- How to complete this task -
Given the entries below, copy each of them out exactly.

- Given data -

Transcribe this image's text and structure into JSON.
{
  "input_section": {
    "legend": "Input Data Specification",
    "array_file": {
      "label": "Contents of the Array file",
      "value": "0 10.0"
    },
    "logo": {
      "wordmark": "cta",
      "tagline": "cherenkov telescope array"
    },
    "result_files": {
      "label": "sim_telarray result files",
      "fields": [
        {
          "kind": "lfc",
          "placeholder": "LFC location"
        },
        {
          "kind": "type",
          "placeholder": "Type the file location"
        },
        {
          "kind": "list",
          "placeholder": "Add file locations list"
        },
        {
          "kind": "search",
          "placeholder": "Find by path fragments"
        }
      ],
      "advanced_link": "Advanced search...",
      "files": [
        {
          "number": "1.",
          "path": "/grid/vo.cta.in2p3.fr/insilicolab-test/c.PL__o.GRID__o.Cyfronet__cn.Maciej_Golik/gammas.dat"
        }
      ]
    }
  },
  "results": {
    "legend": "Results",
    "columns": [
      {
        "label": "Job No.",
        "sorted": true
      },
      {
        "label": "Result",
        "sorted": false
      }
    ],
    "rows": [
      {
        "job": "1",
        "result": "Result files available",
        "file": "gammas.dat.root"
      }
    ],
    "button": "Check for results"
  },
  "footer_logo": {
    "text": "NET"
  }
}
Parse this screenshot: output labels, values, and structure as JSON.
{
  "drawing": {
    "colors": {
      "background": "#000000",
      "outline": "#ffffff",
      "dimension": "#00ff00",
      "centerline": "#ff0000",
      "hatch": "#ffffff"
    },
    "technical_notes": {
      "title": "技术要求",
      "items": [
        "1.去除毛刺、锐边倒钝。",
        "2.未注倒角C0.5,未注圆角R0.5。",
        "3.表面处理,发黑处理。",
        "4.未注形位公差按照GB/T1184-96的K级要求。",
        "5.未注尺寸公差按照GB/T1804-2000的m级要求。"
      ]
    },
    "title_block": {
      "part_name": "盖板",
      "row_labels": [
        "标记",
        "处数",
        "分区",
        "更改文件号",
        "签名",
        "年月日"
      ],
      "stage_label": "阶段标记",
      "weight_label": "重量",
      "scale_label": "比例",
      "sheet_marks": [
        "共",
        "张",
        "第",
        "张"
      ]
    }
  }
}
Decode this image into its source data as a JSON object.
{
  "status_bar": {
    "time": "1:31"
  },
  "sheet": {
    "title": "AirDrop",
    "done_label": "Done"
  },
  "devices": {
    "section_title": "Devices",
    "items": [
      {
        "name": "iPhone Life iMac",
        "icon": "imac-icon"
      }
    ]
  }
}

- Your solution -
Transcribe this image's text and structure into JSON.
{
  "input_section": {
    "legend": "Input Data Specification",
    "array_file": {
      "label": "Contents of the Array file",
      "value": "0 10.0"
    },
    "logo": {
      "wordmark": "cta",
      "tagline": "cherenkov telescope array"
    },
    "result_files": {
      "label": "sim_telarray result files",
      "fields": [
        {
          "kind": "lfc",
          "placeholder": "LFC location"
        },
        {
          "kind": "type",
          "placeholder": "Type the file location"
        },
        {
          "kind": "list",
          "placeholder": "Add file locations list"
        },
        {
          "kind": "search",
          "placeholder": "Find by path fragments"
        }
      ],
      "advanced_link": "Advanced search...",
      "files": [
        {
          "number": "1.",
          "path": "/grid/vo.cta.in2p3.fr/insilicolab-test/c.PL__o.GRID__o.Cyfronet__cn.Maciej_Golik/gammas.dat"
        }
      ]
    }
  },
  "results": {
    "legend": "Results",
    "columns": [
      {
        "label": "Job No.",
        "sorted": true
      },
      {
        "label": "Result",
        "sorted": false
      }
    ],
    "rows": [
      {
        "job": "1",
        "result": "Result files available",
        "file": "gammas.dat.root"
      }
    ],
    "button": "Check for results"
  },
  "footer_logo": {
    "text": "NET"
  }
}
Parse this screenshot: output labels, values, and structure as JSON.
{
  "drawing": {
    "colors": {
      "background": "#000000",
      "outline": "#ffffff",
      "dimension": "#00ff00",
      "centerline": "#ff0000",
      "hatch": "#ffffff"
    },
    "technical_notes": {
      "title": "技术要求",
      "items": [
        "1.去除毛刺、锐边倒钝。",
        "2.未注倒角C0.5,未注圆角R0.5。",
        "3.表面处理,发黑处理。",
        "4.未注形位公差按照GB/T1184-96的K级要求。",
        "5.未注尺寸公差按照GB/T1804-2000的m级要求。"
      ]
    },
    "title_block": {
      "part_name": "盖板",
      "row_labels": [
        "标记",
        "处数",
        "分区",
        "更改文件号",
        "签名",
        "年月日"
      ],
      "stage_label": "阶段标记",
      "weight_label": "重量",
      "scale_label": "比例",
      "sheet_marks": [
        "共",
        "张",
        "第",
        "张"
      ]
    }
  }
}
Decode this image into its source data as a JSON object.
{
  "status_bar": {
    "time": "1:31"
  },
  "sheet": {
    "title": "AirDrop",
    "done_label": "Done"
  },
  "devices": {
    "section_title": "Devices",
    "items": [
      {
        "name": "iPhone Life iMac",
        "icon": "imac-icon"
      }
    ]
  }
}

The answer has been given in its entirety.